Contraindicated

  • pacemaker, aneurysm clips, metallic fragments in the eye or spinal cord
  • severe claustrophobia

Tomograms

  • fracture of the odontoid process
  • extent of a facet or a lateral mass injury

Dynamic Radiographs

  • strong suspicion of ligamentous instability -> “stretch test”
  • moderate suspicion -> flexion test (Nash)
  • low suspicion -> flexion-extension views

Immobilization and Realignment

  • if instability -> skeletal traction (Gardner-Wells tongs, Cone’s callipers or halo ring)
  • ten pounds (4.5 kilograms) of weight applied to the tongs
  • monitored for any change in neurological condition
  • post-traction alignment must be confirmed by a lateral radiograph

Closed reduction – if malalignment

  • under the supervision of a physician
  • patient awake & alert
  • skeletal traction
    • 10 pounds (4.5 kgs) for occiput
    • additional 5 pounds (2.3 kilograms) for each vertebra

Attempts Discontinued

  • when reduction achieved
  • > 1 cm distraction occurs at site of injury or at any level
  • neurological status deteriorates
  • evident that reduction cannot be achieved
  • once reduction achieved -> traction weight reduced

Pharmacological Treatment

High-dose methylprednisolone

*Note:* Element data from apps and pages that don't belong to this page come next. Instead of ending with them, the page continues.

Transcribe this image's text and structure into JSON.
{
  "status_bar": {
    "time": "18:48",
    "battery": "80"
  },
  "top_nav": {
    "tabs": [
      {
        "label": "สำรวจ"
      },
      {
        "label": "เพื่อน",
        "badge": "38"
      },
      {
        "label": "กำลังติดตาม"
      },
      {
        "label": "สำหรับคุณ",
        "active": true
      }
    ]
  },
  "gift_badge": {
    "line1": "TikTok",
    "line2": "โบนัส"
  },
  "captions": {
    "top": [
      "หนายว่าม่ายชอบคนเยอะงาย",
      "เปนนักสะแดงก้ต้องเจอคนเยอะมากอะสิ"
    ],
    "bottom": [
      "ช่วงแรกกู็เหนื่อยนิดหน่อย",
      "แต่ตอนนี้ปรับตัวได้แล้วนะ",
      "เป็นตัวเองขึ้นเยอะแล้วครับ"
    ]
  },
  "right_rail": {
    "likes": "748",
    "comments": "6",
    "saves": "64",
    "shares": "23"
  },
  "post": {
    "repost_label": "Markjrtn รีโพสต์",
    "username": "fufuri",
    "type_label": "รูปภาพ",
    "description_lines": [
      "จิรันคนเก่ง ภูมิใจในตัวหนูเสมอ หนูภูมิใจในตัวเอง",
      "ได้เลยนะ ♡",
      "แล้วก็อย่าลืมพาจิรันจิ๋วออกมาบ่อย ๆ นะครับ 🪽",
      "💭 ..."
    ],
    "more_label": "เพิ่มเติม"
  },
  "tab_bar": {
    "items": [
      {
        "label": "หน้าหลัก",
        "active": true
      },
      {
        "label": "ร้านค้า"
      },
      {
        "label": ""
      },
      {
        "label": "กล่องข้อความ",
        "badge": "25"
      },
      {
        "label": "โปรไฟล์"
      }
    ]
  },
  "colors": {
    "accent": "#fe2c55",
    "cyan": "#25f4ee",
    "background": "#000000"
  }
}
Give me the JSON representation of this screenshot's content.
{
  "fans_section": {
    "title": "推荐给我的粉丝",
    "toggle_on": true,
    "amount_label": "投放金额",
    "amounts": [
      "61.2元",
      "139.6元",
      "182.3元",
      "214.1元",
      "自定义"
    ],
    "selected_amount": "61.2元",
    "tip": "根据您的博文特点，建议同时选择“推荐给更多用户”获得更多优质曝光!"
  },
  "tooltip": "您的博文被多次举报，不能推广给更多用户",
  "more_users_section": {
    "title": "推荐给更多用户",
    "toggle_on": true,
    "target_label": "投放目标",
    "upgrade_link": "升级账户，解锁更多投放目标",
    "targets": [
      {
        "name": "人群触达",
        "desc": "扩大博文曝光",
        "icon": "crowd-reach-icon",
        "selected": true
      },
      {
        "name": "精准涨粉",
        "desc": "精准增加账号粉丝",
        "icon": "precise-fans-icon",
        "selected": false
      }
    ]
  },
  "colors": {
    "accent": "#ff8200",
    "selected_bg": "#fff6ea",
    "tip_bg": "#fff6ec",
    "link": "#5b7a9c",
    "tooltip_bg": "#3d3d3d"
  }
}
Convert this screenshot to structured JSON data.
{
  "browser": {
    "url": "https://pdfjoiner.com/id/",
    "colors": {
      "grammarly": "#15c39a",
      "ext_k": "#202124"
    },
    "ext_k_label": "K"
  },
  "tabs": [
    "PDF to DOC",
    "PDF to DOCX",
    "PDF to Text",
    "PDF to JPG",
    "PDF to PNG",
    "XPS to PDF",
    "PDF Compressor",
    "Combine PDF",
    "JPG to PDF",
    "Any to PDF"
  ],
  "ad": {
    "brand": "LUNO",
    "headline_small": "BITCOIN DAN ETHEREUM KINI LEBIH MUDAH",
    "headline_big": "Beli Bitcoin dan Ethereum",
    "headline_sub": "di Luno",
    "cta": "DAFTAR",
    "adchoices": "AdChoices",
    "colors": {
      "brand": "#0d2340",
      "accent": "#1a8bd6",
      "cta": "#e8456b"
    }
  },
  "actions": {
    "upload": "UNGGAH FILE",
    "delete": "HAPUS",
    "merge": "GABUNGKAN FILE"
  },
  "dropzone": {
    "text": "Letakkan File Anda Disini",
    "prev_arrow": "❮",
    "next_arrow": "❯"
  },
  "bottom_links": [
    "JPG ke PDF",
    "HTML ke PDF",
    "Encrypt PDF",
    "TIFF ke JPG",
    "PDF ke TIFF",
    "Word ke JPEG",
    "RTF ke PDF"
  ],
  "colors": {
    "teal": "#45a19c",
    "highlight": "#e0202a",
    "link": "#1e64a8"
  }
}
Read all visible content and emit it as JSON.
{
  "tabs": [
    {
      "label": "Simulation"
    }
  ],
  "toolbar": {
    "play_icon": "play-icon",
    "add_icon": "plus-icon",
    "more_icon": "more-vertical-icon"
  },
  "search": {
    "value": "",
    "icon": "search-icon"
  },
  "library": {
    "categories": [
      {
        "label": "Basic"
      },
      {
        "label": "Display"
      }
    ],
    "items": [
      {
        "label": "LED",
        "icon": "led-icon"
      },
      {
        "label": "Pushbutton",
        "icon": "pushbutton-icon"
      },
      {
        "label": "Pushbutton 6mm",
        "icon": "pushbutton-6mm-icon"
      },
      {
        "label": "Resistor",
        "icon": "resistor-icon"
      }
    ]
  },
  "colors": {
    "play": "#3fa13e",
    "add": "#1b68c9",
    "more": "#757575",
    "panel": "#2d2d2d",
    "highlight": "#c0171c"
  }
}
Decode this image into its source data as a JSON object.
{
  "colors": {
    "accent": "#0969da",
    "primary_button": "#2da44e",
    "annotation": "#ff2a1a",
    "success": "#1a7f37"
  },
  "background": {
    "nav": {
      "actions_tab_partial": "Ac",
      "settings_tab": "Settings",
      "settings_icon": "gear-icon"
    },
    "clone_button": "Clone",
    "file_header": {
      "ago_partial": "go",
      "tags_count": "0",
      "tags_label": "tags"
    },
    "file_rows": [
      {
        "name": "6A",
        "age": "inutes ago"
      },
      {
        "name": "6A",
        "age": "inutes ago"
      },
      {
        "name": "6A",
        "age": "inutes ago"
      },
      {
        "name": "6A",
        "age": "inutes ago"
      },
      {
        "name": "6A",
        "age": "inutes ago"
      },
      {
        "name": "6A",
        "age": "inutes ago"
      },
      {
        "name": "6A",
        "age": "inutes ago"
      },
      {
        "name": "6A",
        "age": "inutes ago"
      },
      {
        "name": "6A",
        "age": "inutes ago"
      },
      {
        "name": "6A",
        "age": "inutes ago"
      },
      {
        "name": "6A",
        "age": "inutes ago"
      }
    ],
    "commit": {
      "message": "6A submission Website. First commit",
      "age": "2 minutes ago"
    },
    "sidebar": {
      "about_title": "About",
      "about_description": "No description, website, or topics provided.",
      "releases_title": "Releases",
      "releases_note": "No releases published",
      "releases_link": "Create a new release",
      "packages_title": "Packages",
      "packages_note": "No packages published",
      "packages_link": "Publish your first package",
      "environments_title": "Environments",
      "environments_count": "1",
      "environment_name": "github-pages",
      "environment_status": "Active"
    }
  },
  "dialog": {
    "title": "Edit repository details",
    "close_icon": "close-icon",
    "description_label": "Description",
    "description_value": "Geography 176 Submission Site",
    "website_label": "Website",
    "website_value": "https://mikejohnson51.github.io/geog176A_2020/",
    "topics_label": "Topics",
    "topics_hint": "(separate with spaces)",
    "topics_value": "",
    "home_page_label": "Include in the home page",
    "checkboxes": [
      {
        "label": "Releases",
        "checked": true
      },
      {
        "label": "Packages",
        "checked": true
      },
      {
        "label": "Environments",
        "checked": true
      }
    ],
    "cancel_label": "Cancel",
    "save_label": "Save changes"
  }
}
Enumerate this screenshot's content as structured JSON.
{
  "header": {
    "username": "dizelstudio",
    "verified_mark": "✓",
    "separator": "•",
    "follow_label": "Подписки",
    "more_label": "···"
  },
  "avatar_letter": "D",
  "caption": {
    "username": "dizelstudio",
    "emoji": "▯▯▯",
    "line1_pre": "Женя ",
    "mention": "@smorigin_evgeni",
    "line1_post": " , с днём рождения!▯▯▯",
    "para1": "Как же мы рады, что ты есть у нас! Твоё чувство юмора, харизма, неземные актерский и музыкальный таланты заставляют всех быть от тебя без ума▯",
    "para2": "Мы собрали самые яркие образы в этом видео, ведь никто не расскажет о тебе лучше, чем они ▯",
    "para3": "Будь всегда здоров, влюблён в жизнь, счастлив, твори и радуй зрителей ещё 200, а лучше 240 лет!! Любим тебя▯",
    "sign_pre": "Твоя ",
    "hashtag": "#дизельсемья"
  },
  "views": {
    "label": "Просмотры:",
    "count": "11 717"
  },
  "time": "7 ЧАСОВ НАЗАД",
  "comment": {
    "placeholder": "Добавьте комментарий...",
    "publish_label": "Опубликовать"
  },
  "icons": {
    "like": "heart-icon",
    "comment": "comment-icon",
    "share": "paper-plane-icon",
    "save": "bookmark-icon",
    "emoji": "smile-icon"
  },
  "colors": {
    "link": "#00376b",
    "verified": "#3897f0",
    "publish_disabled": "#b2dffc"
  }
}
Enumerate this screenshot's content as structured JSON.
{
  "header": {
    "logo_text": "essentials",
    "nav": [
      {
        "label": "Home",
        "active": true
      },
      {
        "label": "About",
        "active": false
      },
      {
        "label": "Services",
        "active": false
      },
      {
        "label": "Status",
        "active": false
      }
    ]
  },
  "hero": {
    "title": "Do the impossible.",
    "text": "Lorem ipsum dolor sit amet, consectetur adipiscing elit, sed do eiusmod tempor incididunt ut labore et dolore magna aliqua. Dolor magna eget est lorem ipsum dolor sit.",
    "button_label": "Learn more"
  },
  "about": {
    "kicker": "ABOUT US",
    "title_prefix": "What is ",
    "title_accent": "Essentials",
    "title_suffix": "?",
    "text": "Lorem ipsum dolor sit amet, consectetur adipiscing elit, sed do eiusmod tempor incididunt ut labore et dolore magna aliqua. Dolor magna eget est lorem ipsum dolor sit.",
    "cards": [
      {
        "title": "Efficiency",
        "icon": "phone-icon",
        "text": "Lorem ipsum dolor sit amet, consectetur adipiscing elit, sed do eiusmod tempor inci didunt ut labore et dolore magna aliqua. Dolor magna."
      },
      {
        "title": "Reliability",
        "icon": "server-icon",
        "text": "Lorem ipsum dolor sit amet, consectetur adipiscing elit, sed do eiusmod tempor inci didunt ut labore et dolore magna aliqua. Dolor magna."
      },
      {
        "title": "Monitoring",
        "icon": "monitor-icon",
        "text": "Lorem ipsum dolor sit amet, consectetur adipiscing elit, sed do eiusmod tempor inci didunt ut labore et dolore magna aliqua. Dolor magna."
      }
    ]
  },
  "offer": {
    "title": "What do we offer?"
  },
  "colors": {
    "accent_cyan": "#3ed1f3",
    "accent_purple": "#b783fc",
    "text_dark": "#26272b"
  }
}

  • reduction of edema, anti-inflammatory effect & protection of neuronal membranes
  • within 8 hrs
  • 30 mg/kg IV bolus over 15 minutes
  • followed by 5,4 mg/kg/hour infusion for 23 hrs
  • complications included wound infection, GIT haemorrhage

GM-1 Ganglioside

  • major component of cell membrane
  • enhance neurological motor function at a one-year follow-up
  • 100 mg IV daily for eighteen to thirty-two days
  • must start within seventy-two hours after injury
  • all patients also received a bolus of 250 mg of methylprednisolone followed by 125 mg IV every 6 hrs for 72 hours
  • facilitation of neurite growth, modulation endotoxicity

21-Aminosteroids (Tirilizad Mesylate-U74006F)

  • lack the drawbacks of the glucocorticoid-modulated systemic effects
  • neuroprotective effect

Naloxone & Thyrotropin-Releasing Hormone

  • opiate-receptor antagonists
  • blockade of release of endogenous spinal-cord opioids
    • reversal of systemic hypotension
    • decreased spinal cord blood flow
  • controversial

Vitamin E

  • anti-oxidation effect & phospholipid membrane stabilization
  • need for pre-injury treatment

Calcium-channel blockers

  • stabilization of postinjury calcium influx -> minimizing injury cascade
  • decreased post-traumatic spinal-cord ischemia in some models

Osmotic diuretics

  • mannitol, glycerol & low-molecular weight dextran
  • no evidence of clinical effectiveness

Physical Approaches

Hypothermia

  • cooling of traumatized spinal-cord segments
  • local decrease of spinal cord metabolism and oxygen consumption
    • reduction of edema
    • blockade of injury biochemical cascade
  • controversy with regard to degree & duration of cooling
  • experimental

Acute Operative Treatment (Decompression)

Benefits

  • removal of mechanical compression
  • correction of malalignment
  • improved neurological circulation

Opponents

  • maximum damage to spinal cord occurs at time of injury
  • neurological deterioration if within five days after spinal cord injury

Absolute indication

  • progressive neurological deterioration
  • presence of irreducible canal compromise
  • grossly unstable osseous or ligamentous injury patterns

Contraindication

  • deteriorating neurological status w/out evidence of canal compromise
    • suggests irreversible ascending necrosis of cord

`